Many writers have only a partial understanding of this marketplace. Writers my age grew up with the notion that books were sold in bookstores or checked out of the library. Such writers want to finish their books, find an agent, and let the agent and publisher take it from there.

Younger writers jump onto Wattpad. Wattpad’s online community lets writers publish serially, meaning put up one scene at a time and see how readers react to it. Writers and readers form a connection even before a book “comes out.” Popular Wattpad writers have a ready-made audience for their books. This trend is one way the marketplace has changed.

Of course, the existence of Wattpad is only one example of the way the marketplace is vastly altered. Amazon now sells seventy percent of all books. E-readers and cellphone apps mean readers may be reading our books in fits and starts. (I was astonished when one reader told me she’d read Montpelier Tomorrow while standing in line at the post office and waiting for buy groceries.)

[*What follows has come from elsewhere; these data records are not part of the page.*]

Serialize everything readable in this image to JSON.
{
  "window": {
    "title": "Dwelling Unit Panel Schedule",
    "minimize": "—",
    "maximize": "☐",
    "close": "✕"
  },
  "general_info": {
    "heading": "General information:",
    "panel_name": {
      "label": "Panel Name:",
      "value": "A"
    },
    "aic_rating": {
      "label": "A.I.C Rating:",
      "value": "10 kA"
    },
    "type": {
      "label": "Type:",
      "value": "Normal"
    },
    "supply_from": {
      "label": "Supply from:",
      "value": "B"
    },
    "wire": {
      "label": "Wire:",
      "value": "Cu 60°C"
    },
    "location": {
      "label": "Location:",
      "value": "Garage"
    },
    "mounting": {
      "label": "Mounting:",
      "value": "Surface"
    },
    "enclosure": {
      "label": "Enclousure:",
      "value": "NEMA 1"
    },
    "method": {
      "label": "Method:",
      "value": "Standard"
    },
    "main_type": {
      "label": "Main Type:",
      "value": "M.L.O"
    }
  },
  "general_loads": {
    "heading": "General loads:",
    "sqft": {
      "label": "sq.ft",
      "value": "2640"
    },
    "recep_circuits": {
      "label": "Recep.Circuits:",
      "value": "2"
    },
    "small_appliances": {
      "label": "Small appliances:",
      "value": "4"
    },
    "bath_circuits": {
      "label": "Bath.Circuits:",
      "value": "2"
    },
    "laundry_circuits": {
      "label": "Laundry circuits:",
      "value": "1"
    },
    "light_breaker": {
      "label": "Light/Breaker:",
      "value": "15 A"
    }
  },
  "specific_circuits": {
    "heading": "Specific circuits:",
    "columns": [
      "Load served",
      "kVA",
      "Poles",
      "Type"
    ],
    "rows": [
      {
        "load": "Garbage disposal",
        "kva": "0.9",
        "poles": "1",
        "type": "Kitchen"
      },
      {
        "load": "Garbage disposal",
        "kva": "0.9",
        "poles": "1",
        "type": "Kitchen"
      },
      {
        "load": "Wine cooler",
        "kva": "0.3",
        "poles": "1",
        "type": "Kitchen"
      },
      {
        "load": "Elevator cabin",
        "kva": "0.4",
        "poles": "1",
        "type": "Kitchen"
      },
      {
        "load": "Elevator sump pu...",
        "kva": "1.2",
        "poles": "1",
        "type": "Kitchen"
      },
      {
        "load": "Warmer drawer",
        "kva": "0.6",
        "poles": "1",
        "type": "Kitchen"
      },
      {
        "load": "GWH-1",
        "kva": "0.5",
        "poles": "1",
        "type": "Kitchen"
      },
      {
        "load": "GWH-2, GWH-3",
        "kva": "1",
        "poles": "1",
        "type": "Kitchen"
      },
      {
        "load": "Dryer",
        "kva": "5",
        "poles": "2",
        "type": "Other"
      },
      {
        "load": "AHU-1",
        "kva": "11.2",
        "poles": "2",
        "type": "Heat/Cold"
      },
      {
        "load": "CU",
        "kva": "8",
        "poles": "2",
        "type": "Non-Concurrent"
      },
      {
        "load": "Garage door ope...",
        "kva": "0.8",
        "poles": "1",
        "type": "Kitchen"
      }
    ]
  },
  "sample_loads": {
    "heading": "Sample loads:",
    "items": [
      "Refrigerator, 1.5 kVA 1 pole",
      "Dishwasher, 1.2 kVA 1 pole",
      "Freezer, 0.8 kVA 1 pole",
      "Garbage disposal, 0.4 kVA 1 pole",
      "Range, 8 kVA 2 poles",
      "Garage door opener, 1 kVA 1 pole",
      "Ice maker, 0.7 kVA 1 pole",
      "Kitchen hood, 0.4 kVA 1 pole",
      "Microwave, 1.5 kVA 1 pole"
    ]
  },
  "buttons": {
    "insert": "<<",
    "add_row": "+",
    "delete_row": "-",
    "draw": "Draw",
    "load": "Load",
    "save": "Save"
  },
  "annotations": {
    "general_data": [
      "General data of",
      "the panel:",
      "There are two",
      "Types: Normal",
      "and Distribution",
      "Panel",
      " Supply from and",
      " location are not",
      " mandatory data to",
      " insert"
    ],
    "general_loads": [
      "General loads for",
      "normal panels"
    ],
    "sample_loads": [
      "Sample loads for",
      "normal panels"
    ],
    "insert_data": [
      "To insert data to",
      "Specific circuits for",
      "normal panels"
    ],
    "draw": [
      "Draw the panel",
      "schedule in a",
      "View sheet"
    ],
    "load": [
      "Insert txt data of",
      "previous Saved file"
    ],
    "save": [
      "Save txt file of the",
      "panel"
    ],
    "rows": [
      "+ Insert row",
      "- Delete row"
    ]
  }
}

What is the difference between the publishing world “as it is” and “the way you would like it to be?” The